Element data from apps and pages:
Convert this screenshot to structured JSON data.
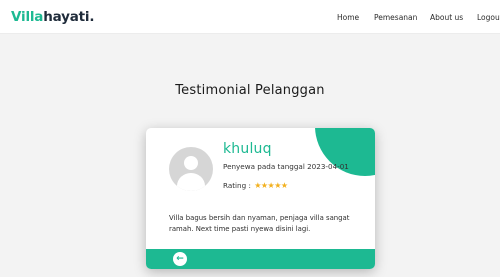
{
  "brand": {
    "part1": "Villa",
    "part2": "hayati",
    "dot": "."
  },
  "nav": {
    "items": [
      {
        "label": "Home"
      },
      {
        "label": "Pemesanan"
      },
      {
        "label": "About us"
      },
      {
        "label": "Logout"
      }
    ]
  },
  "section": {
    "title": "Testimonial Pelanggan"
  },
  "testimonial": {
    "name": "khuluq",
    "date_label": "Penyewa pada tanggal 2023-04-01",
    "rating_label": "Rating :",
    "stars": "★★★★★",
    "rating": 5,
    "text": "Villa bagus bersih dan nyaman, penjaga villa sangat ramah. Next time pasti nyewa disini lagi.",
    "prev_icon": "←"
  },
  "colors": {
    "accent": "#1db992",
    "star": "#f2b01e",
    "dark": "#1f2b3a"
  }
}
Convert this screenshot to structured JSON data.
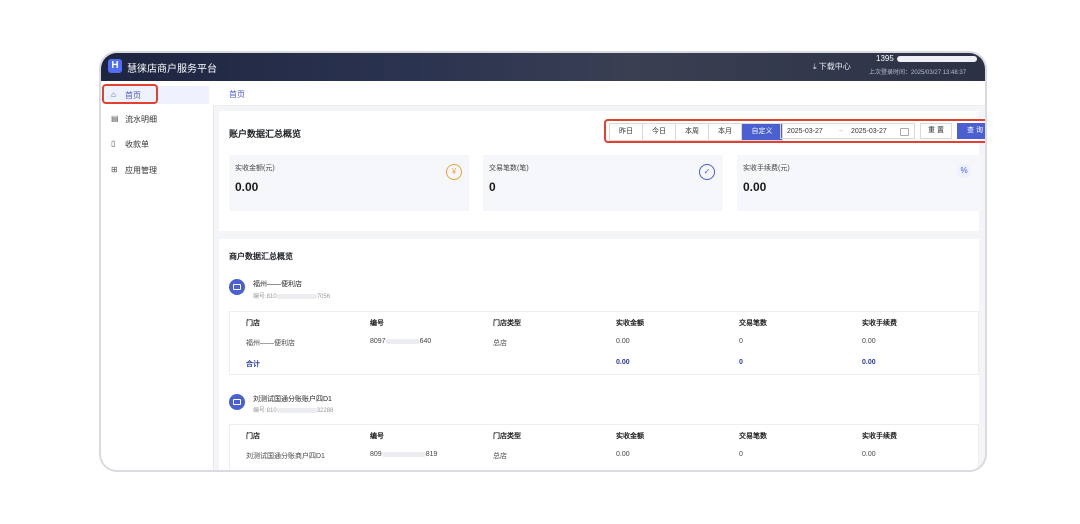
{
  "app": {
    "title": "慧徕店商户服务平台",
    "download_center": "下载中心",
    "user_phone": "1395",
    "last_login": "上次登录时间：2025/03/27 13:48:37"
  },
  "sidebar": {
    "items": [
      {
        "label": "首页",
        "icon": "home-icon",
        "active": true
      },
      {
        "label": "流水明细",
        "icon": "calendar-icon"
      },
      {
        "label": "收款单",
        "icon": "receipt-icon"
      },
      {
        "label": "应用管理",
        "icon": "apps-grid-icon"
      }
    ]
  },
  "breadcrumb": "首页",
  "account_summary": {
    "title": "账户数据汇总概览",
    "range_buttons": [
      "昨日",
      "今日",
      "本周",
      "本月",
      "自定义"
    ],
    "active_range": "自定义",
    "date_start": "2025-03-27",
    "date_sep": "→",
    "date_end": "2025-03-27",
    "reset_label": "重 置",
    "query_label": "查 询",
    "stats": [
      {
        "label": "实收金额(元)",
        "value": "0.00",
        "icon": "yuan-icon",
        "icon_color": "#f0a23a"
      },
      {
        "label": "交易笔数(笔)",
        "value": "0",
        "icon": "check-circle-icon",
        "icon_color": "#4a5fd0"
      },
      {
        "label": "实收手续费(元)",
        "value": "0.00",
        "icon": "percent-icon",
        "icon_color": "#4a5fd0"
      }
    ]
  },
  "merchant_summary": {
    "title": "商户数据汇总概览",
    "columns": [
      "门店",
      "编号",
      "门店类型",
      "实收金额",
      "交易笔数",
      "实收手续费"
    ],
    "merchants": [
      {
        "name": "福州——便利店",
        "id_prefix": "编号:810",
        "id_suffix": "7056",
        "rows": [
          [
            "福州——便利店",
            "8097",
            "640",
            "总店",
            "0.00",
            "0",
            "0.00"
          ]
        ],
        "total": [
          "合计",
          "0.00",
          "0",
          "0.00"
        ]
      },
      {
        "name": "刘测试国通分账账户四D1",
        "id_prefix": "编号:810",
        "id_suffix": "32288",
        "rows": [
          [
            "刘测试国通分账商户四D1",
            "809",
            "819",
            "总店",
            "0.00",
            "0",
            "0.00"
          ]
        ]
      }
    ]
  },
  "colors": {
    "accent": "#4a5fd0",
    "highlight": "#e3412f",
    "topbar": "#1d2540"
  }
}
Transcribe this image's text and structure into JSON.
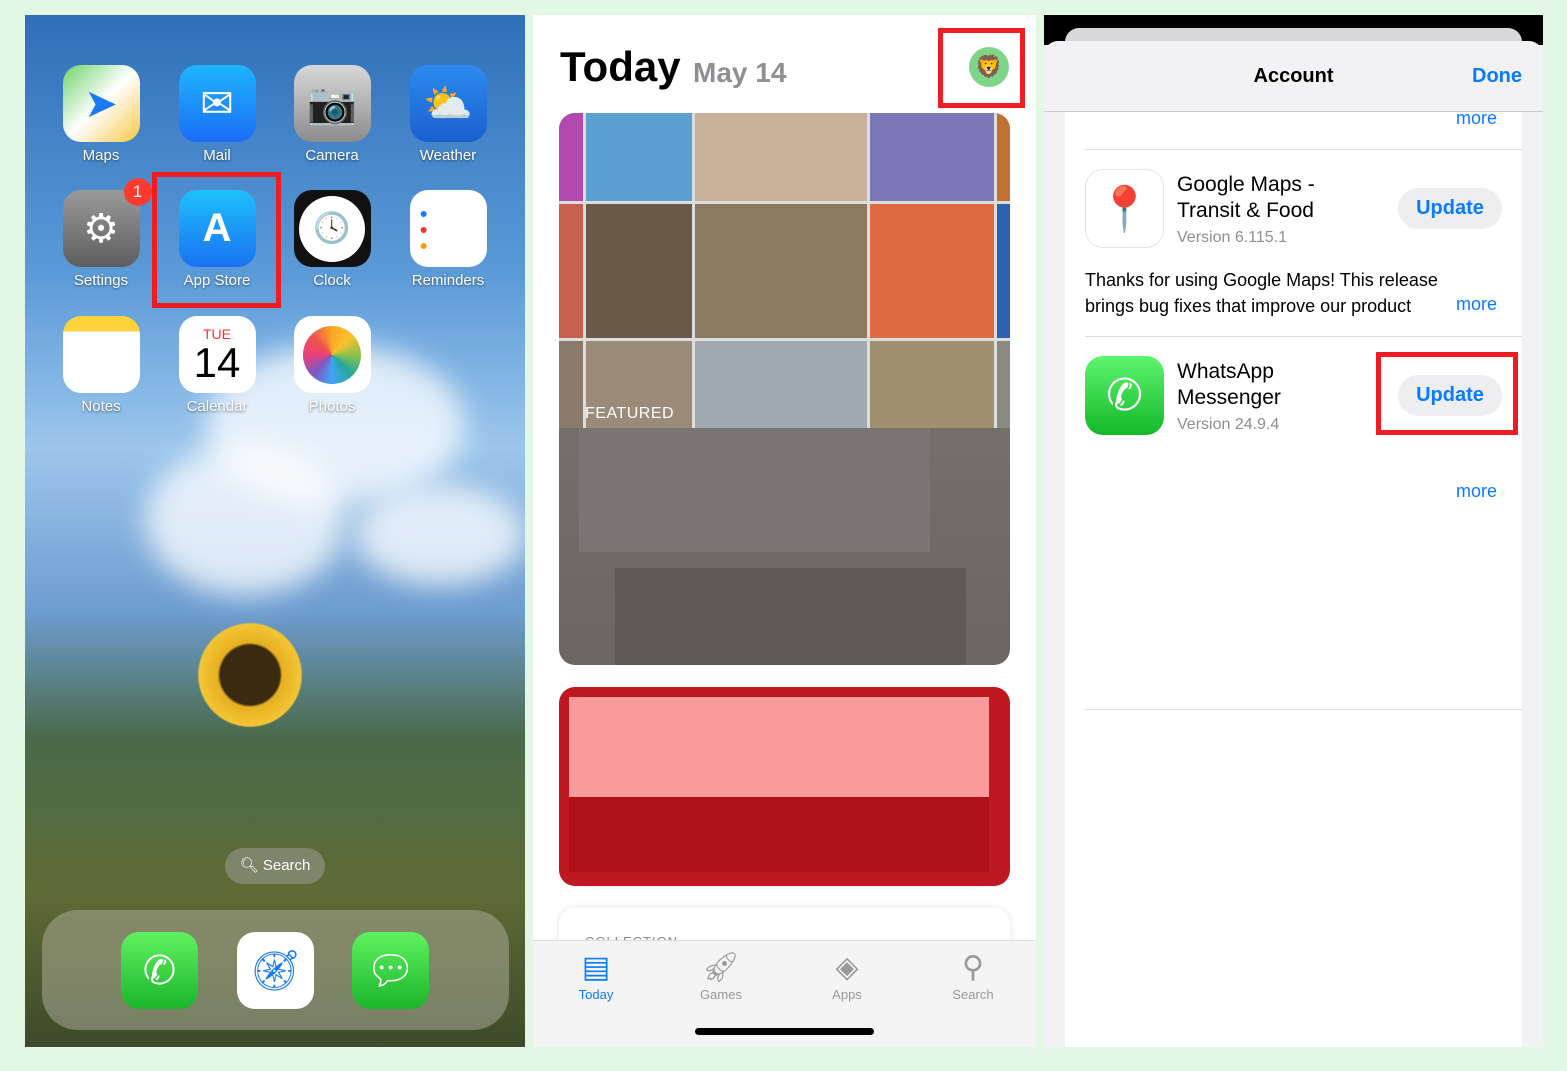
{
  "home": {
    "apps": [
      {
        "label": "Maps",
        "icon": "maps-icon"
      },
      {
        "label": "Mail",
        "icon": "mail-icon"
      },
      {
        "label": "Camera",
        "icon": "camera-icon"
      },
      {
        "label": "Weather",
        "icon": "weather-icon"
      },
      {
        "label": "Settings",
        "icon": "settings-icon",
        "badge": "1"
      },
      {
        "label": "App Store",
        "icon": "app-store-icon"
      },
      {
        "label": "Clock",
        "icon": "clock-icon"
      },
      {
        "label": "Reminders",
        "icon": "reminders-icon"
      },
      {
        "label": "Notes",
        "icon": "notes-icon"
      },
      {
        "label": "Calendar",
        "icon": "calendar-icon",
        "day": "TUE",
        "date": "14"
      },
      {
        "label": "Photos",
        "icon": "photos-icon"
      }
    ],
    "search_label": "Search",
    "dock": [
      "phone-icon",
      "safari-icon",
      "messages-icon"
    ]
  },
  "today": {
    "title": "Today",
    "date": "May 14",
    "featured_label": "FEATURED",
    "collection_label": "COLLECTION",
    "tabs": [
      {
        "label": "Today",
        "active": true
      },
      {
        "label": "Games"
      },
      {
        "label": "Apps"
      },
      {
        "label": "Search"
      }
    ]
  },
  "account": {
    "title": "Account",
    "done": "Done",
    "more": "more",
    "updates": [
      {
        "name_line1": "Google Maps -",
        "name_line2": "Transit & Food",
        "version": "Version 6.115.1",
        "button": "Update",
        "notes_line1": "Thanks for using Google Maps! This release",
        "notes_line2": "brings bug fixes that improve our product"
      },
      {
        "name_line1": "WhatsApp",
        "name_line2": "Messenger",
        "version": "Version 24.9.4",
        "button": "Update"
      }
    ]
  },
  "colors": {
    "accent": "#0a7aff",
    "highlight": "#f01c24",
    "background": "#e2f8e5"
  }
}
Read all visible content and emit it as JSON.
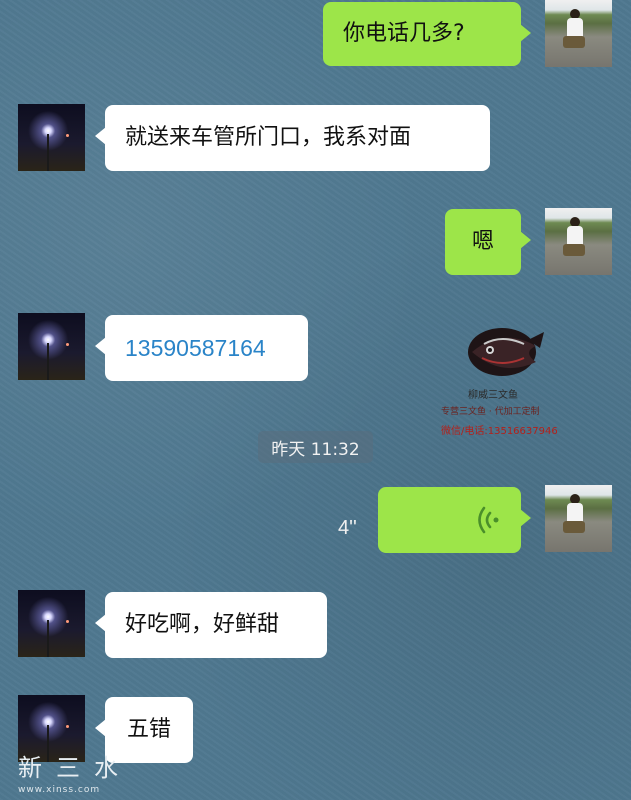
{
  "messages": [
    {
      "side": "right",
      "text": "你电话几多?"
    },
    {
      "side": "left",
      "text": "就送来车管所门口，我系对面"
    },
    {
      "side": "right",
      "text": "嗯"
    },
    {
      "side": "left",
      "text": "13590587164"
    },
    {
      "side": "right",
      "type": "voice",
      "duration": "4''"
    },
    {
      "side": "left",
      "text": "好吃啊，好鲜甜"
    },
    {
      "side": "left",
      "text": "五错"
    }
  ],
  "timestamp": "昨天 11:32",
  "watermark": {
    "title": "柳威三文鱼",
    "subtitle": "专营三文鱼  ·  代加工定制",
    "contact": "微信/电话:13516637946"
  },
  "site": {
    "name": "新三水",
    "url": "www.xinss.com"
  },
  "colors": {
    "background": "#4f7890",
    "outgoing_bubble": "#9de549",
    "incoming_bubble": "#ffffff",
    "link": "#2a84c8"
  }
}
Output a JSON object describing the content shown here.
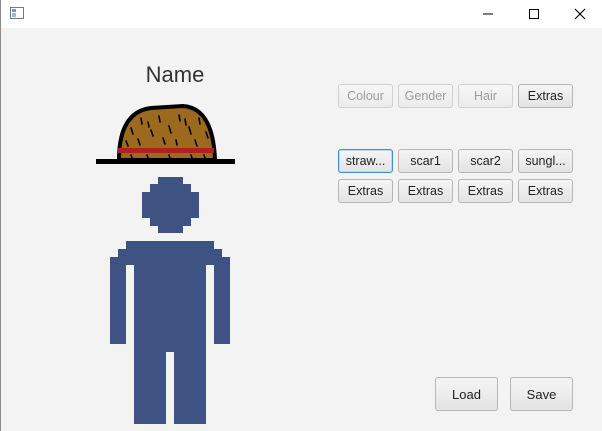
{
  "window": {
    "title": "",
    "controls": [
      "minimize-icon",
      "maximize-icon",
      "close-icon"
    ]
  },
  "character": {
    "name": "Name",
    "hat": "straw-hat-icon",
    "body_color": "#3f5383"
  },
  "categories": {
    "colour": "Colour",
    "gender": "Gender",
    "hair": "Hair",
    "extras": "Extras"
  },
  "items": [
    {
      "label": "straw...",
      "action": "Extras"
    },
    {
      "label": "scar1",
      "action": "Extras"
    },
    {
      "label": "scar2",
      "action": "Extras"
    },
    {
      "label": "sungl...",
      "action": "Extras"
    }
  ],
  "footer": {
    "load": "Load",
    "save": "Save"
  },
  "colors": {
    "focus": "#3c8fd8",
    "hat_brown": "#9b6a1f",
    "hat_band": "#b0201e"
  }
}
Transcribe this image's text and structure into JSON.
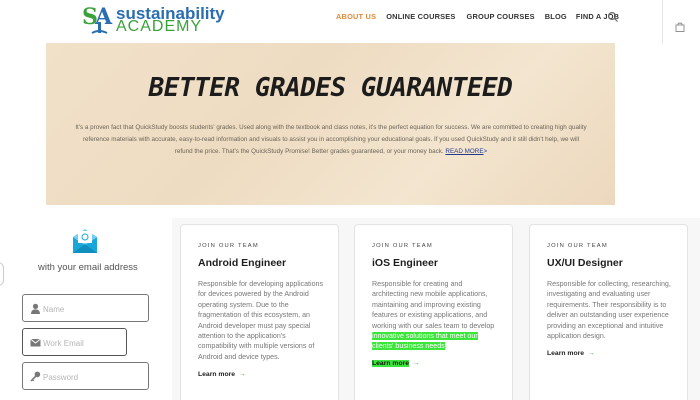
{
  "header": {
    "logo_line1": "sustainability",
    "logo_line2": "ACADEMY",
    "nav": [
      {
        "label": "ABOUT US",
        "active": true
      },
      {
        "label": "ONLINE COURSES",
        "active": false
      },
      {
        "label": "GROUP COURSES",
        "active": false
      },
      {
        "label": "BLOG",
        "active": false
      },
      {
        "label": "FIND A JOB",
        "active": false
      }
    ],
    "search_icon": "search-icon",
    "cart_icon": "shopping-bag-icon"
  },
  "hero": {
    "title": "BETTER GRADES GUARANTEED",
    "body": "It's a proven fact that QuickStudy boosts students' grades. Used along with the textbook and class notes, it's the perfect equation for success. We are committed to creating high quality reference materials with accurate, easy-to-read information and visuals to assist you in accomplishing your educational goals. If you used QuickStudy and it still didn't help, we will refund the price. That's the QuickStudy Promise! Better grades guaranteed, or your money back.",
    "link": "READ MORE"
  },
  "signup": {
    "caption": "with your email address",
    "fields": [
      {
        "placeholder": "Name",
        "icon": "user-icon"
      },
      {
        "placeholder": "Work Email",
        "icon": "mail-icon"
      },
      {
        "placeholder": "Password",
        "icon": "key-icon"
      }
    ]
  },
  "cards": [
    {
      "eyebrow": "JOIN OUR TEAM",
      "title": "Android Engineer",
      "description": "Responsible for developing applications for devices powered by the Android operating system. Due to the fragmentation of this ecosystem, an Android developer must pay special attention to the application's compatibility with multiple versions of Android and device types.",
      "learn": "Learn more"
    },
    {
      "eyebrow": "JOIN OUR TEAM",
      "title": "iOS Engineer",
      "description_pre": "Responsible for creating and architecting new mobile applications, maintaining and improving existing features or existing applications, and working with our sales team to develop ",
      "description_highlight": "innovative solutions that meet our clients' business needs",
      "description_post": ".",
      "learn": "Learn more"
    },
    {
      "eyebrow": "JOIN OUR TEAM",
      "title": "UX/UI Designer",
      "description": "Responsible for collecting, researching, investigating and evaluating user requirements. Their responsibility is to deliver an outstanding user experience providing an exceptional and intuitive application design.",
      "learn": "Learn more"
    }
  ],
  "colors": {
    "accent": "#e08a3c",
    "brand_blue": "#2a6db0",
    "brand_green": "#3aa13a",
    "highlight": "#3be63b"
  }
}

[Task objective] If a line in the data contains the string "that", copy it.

[Response below]
        "notes_line2": "brings bug fixes that improve our product"
    "body": "It's a proven fact that QuickStudy boosts students' grades. Used along with the textbook and class notes, it's the perfect equation for success. We are committed to creating high quality reference materials with accurate, easy-to-read information and visuals to assist you in accomplishing your educational goals. If you used QuickStudy and it still didn't help, we will refund the price. That's the QuickStudy Promise! Better grades guaranteed, or your money back.",
      "description_highlight": "innovative solutions that meet our clients' business needs",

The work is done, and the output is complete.